The Buffelgrass infestation has been a topic on the Weekly Green several times. This clever weed, as the Weekly Green found out, loves to grow around prickly pear for added security. It actually likes to burn, because its seeds are impervious to the heat that kills its competitors. During a recent tour of the Los Reales landfill, the Weekly Green observed that it seems to be particularly lush there and in the surrounding areas, assumedly because a lot of the grass removed from other parts end up there.
The Australian town of Wangaratta has a similar problem with the Australian Tumbleweed (Panicum effusum, or ‘hairy panic’). Drought conditions there are extremely favorable to this prolific weed and it is spreading so quickly, that the townspeople have to spend several hours daily battling it, just to get in or out of their houses.
One big difference with Buffelgrass, however, is that it does not burn. That is good thing for obvious reasons, but a bad thing too, because it is the reason the authorities refuse to assist in the efforts to control it.
The ICC conference last December resolved to keep global temperature rise below 2ºC by the end of the century.
A study from an international research group published in Nature Climate Change magazine, sets the amount of CO2 that can still be emitted if we want to attain that goal at 1000 billion tonnes. As the total of global emissions is 40 billion tonnes a year, that limit will be reached in 1000/40 = 25 years. After that: no more emissions.
Conversely, if emissions continue to increase as they are doing now, total emissions by the end of the century will be between 4,000 and 5,000 billion tonnes, which will produce 4ºC of warming.
The Netherlands is in grave danger of failure to comply with the ICC targets; to remedy this, it will build one of the largest, if not the largest, windmill parks in the world. The Gemini park will be 85 km offshore and not visible from the coast. It will consist of three fields of 34 sqkm each, containing a total of 150 windmills, which will generate power for 785,000 homes.

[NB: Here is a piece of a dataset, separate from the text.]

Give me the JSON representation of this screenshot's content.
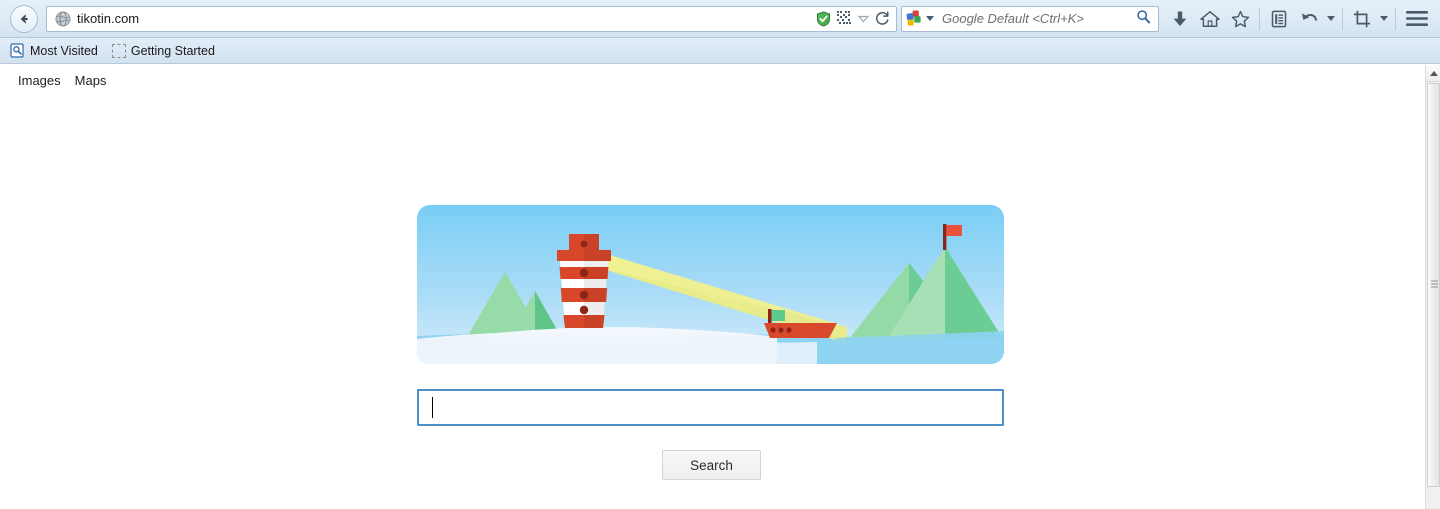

Meanwhile a Supreme Court decision has suspended President Obama’s Clean Power Plan in mid-air. The case was brought before the Court by 27 states and a number of corporations, arguing that CO2 reduction equates to loss of competitiveness and jobs. The vote was 5-4 along party lines.
In the Netherlands, loss of habitat is causing inbreeding among the squirrel population, squirrels being notoriously bad at crossing highways. So, at a cost of $200K, the City of the Hague has built a squirrel bridge across a highway separating two populations.
Regrettably, the squirrels don’t seem to get the concept. This year, only two squirrels were recorded crossing the bridge, down from 3 the year before. Even the Party of the Animals, a political party advocating animal rights with seats in the Dutch as well as the European parliament, has called it a fiasco. A motion has been submitted to stop all construction of squirrel bridges, badger tunnels and game overpasses. The construction of this bridge, incidentally, was paid for from a nature restoration fund created in connection with the move of the American Embassy from the center of the Hague to one of its suburbs.
While the Dutch worry about squirrels, concerns in India regard wild elephants. Elephants to not respond to loss of habitat the same way squirrels do. They wander into villages, often understandably angry and vent that by crushing things. The village of Ektiasal in Siliguri district , in West Bengal was by and large annihilated by just such an elephant a couple of weeks ago. See for yourself!
The change in weather patterns allegedly arising from global warming may be to thank for the wonderful early spring we’re having. The birds are a-calling and the bees are a-buzzing. And the weeds are popping out all over the place. Thinking some weeds should not be disturbed because their flowers provide the first food for the honeybees when they come out of hibernation, The Weekly Green favors the flathoe over herbicides, because it is more selective. We want to be nice to honey bees, if we want to keep enjoying our daily apple. Only – the Weekly Green does not know which specific species of weed the bees prefer. For the moment, weeds with yellow flowers get a reprieve, until such time that somebody leaves a better suggestion on the Weekly Green Facebook page, where you can also leave other comments.